The Shapiro Administration recently announced that Pennsylvania preserved 1,336 acres on 18 farms in 13 counties, forever protecting them from residential or commercial development. The investment of more than $3.1 million in state dollars and $433,433 in county dollars to purchase land development rights preserves prime farmland, helping ensure that Pennsylvania farms can continue feeding our families and economy in the future.
Preserving prime farmland is one of the critical investments the commonsense, bipartisan budget Governor Josh Shapiro signed for 2023-24 makes in supporting Pennsylvania farmers. The nearly 6.4% overall increase in the Agriculture Department’s budget is working to amplify farmers’ efforts to conserve land, soil, and water resources by investing in equipment purchases, business planning, and farm management tools they need to innovate and continue to grow.

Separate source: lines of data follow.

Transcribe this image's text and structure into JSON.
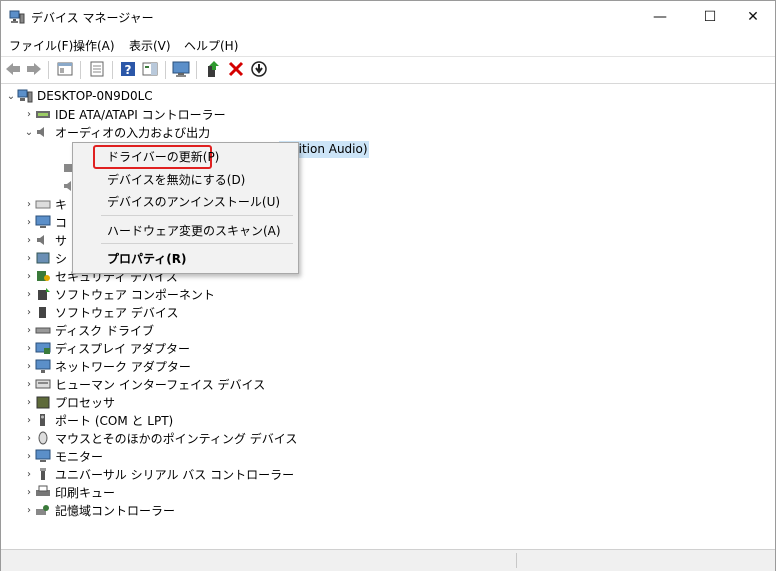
{
  "window": {
    "title": "デバイス マネージャー",
    "minimize": "—",
    "maximize": "☐",
    "close": "✕"
  },
  "menu": [
    "ファイル(F)",
    "操作(A)",
    "表示(V)",
    "ヘルプ(H)"
  ],
  "tree": {
    "root": "DESKTOP-0N9D0LC",
    "items": [
      {
        "label": "IDE ATA/ATAPI コントローラー",
        "icon": "ide-controller-icon",
        "expanded": false
      },
      {
        "label": "オーディオの入力および出力",
        "icon": "audio-icon",
        "expanded": true
      },
      {
        "label": "キ",
        "icon": "keyboard-icon",
        "expanded": false
      },
      {
        "label": "コ",
        "icon": "computer-icon",
        "expanded": false
      },
      {
        "label": "サ",
        "icon": "sound-icon",
        "expanded": false
      },
      {
        "label": "シ",
        "icon": "system-icon",
        "expanded": false
      },
      {
        "label": "セキュリティ デバイス",
        "icon": "security-icon",
        "expanded": false
      },
      {
        "label": "ソフトウェア コンポーネント",
        "icon": "software-component-icon",
        "expanded": false
      },
      {
        "label": "ソフトウェア デバイス",
        "icon": "software-device-icon",
        "expanded": false
      },
      {
        "label": "ディスク ドライブ",
        "icon": "disk-drive-icon",
        "expanded": false
      },
      {
        "label": "ディスプレイ アダプター",
        "icon": "display-adapter-icon",
        "expanded": false
      },
      {
        "label": "ネットワーク アダプター",
        "icon": "network-adapter-icon",
        "expanded": false
      },
      {
        "label": "ヒューマン インターフェイス デバイス",
        "icon": "hid-icon",
        "expanded": false
      },
      {
        "label": "プロセッサ",
        "icon": "processor-icon",
        "expanded": false
      },
      {
        "label": "ポート (COM と LPT)",
        "icon": "port-icon",
        "expanded": false
      },
      {
        "label": "マウスとそのほかのポインティング デバイス",
        "icon": "mouse-icon",
        "expanded": false
      },
      {
        "label": "モニター",
        "icon": "monitor-icon",
        "expanded": false
      },
      {
        "label": "ユニバーサル シリアル バス コントローラー",
        "icon": "usb-icon",
        "expanded": false
      },
      {
        "label": "印刷キュー",
        "icon": "printer-icon",
        "expanded": false
      },
      {
        "label": "記憶域コントローラー",
        "icon": "storage-controller-icon",
        "expanded": false
      }
    ],
    "selected_child_partial": "nition Audio)"
  },
  "context_menu": {
    "update_driver": "ドライバーの更新(P)",
    "disable": "デバイスを無効にする(D)",
    "uninstall": "デバイスのアンインストール(U)",
    "scan": "ハードウェア変更のスキャン(A)",
    "properties": "プロパティ(R)"
  },
  "colors": {
    "highlight_box": "#e02020",
    "selection": "#cce4f7",
    "delete_red": "#d40000",
    "help_blue": "#2b57a8"
  }
}
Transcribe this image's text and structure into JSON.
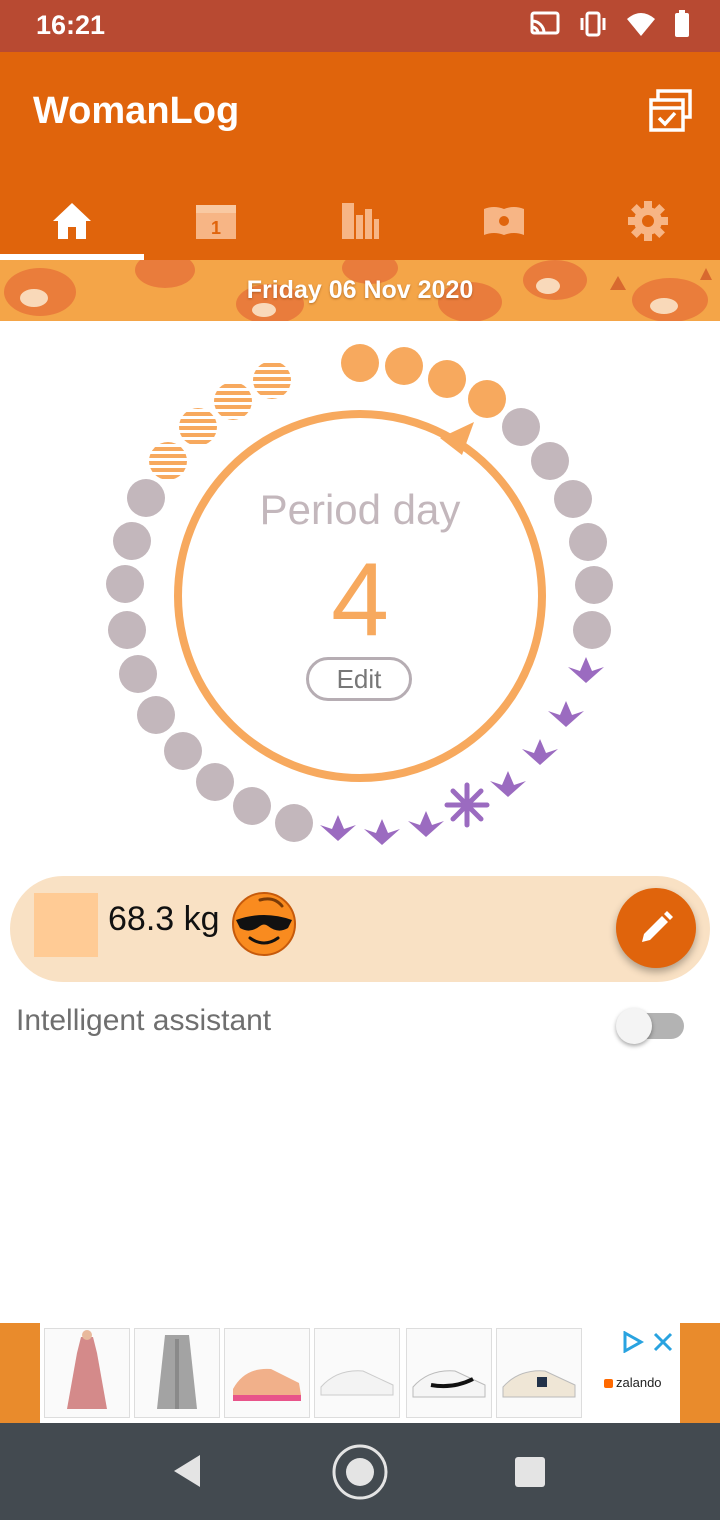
{
  "status_bar": {
    "time": "16:21"
  },
  "app_bar": {
    "title": "WomanLog"
  },
  "tabs": [
    {
      "name": "home",
      "icon": "home-icon",
      "selected": true
    },
    {
      "name": "calendar",
      "icon": "calendar-icon",
      "badge": "1"
    },
    {
      "name": "statistics",
      "icon": "chart-icon"
    },
    {
      "name": "info",
      "icon": "book-icon"
    },
    {
      "name": "settings",
      "icon": "gear-icon"
    }
  ],
  "date_banner": {
    "text": "Friday 06 Nov 2020"
  },
  "cycle": {
    "period_label": "Period day",
    "day_number": "4",
    "edit_label": "Edit",
    "colors": {
      "period": "#f7a95e",
      "neutral": "#c3b7bc",
      "fertile": "#9b6bc0",
      "ring": "#f7a95e"
    }
  },
  "weight": {
    "value": "68.3 kg",
    "mood_icon": "sunglasses-emoji-icon"
  },
  "assistant": {
    "label": "Intelligent assistant",
    "enabled": false
  },
  "ad": {
    "brand": "zalando"
  },
  "colors": {
    "accent": "#e0640c",
    "status_bar": "#b84a32",
    "banner": "#f4a548"
  }
}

“Prime farmland and fertile soil are critical not just for feeding our families, but for feeding our economy,” Agriculture Secretary Russell Redding said. “Pennsylvania farm families who preserve their farms partner with government to ensure that all Pennsylvania families will have green spaces and healthy farmland available to produce food, income, and jobs.”
Pennsylvania leads the nation in preserved farmland. Since 1988, when voters overwhelmingly supported the creation of the Farmland Preservation Program, Pennsylvania has protected 6,284 farms and 630,302 acres in 58 counties from future development, investing more than $1.68 billion in state, county, and local funds.

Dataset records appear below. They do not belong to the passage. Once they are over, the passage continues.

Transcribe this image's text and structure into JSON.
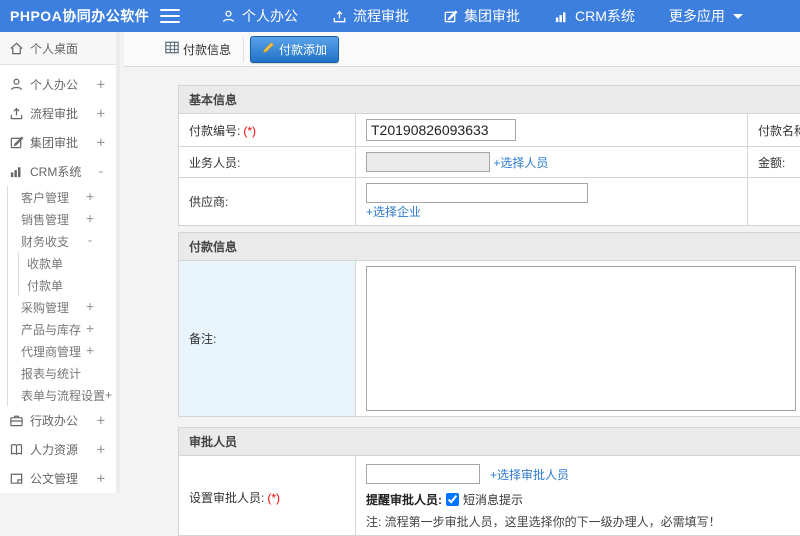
{
  "colors": {
    "topbar_bg": "#3D7FDE",
    "active_tab_top": "#59A3EA",
    "active_tab_bottom": "#2071C6",
    "link_blue": "#2E7CD0",
    "required_red": "#EE0000",
    "section_header_bg": "#EAEAEA",
    "note_cell_bg": "#E9F5FC"
  },
  "topbar": {
    "title": "PHPOA协同办公软件",
    "items": [
      {
        "icon": "user-icon",
        "label": "个人办公"
      },
      {
        "icon": "share-icon",
        "label": "流程审批"
      },
      {
        "icon": "edit-icon",
        "label": "集团审批"
      },
      {
        "icon": "chart-icon",
        "label": "CRM系统"
      },
      {
        "icon": "caret-down-icon",
        "label": "更多应用"
      }
    ]
  },
  "sidebar": {
    "items": [
      {
        "icon": "home-icon",
        "label": "个人桌面",
        "expand": ""
      },
      {
        "icon": "user-icon",
        "label": "个人办公",
        "expand": "+"
      },
      {
        "icon": "share-icon",
        "label": "流程审批",
        "expand": "+"
      },
      {
        "icon": "edit-icon",
        "label": "集团审批",
        "expand": "+"
      },
      {
        "icon": "chart-icon",
        "label": "CRM系统",
        "expand": "-"
      },
      {
        "label": "客户管理",
        "expand": "+"
      },
      {
        "label": "销售管理",
        "expand": "+"
      },
      {
        "label": "财务收支",
        "expand": "-"
      },
      {
        "label": "收款单",
        "expand": ""
      },
      {
        "label": "付款单",
        "expand": ""
      },
      {
        "label": "采购管理",
        "expand": "+"
      },
      {
        "label": "产品与库存",
        "expand": "+"
      },
      {
        "label": "代理商管理",
        "expand": "+"
      },
      {
        "label": "报表与统计",
        "expand": ""
      },
      {
        "label": "表单与流程设置",
        "expand": "+"
      },
      {
        "icon": "briefcase-icon",
        "label": "行政办公",
        "expand": "+"
      },
      {
        "icon": "book-icon",
        "label": "人力资源",
        "expand": "+"
      },
      {
        "icon": "doc-icon",
        "label": "公文管理",
        "expand": "+"
      }
    ]
  },
  "tabs": [
    {
      "label": "付款信息",
      "icon": "table-icon",
      "active": false
    },
    {
      "label": "付款添加",
      "icon": "pencil-icon",
      "active": true
    }
  ],
  "form": {
    "basic": {
      "title": "基本信息",
      "payno_label": "付款编号:",
      "payno_required": "(*)",
      "payno_value": "T20190826093633",
      "payname_label": "付款名称:",
      "payname_required": "(*)",
      "staff_label": "业务人员:",
      "staff_link": "+选择人员",
      "amount_label": "金额:",
      "supplier_label": "供应商:",
      "supplier_link": "+选择企业"
    },
    "payment": {
      "title": "付款信息",
      "memo_label": "备注:"
    },
    "approver": {
      "title": "审批人员",
      "set_label": "设置审批人员:",
      "set_required": "(*)",
      "set_link": "+选择审批人员",
      "remind_label": "提醒审批人员:",
      "checkbox_label": "短消息提示",
      "note": "注: 流程第一步审批人员，这里选择你的下一级办理人，必需填写！"
    }
  }
}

Pennsylvania partners with county, and sometimes local government and nonprofits to purchase development rights, ensuring a strong future for farming and food security. By selling their land’s development rights, farm owners ensure that their farms will remain farms and never be sold to developers.
The newly preserved farms are in Berks, Butler, Chester, Crawford, Dauphin, Erie, Franklin, Lancaster, Lehigh, Luzerne, Lycoming, Westmoreland, and York counties.
In Berks County, a total investment – has been made of $188,545, $76,836 from the state, $111,709 from the county. The Jeffrey C. Bickel Farm, Windsor Township, 66-acre crop farm.
These investments will multiply public dollars invested in conservation initiatives, including the new $154 million Agricultural Conservation Assistance Program, supporting farmers’ efforts to reduce water pollution and improve soil quality, along with Clean & Green tax incentives, Resource Enhancement and Protection dollars, and other conservation funding.
Pennsylvania’s Farmland Preservation Program also secured a $7.85 million federal grant from USDA’s Regional Conservation Partnership Program to support climate-smart conservation on preserved Pennsylvania farms, an investment that will not only improve conservation efforts, but help measure their impact.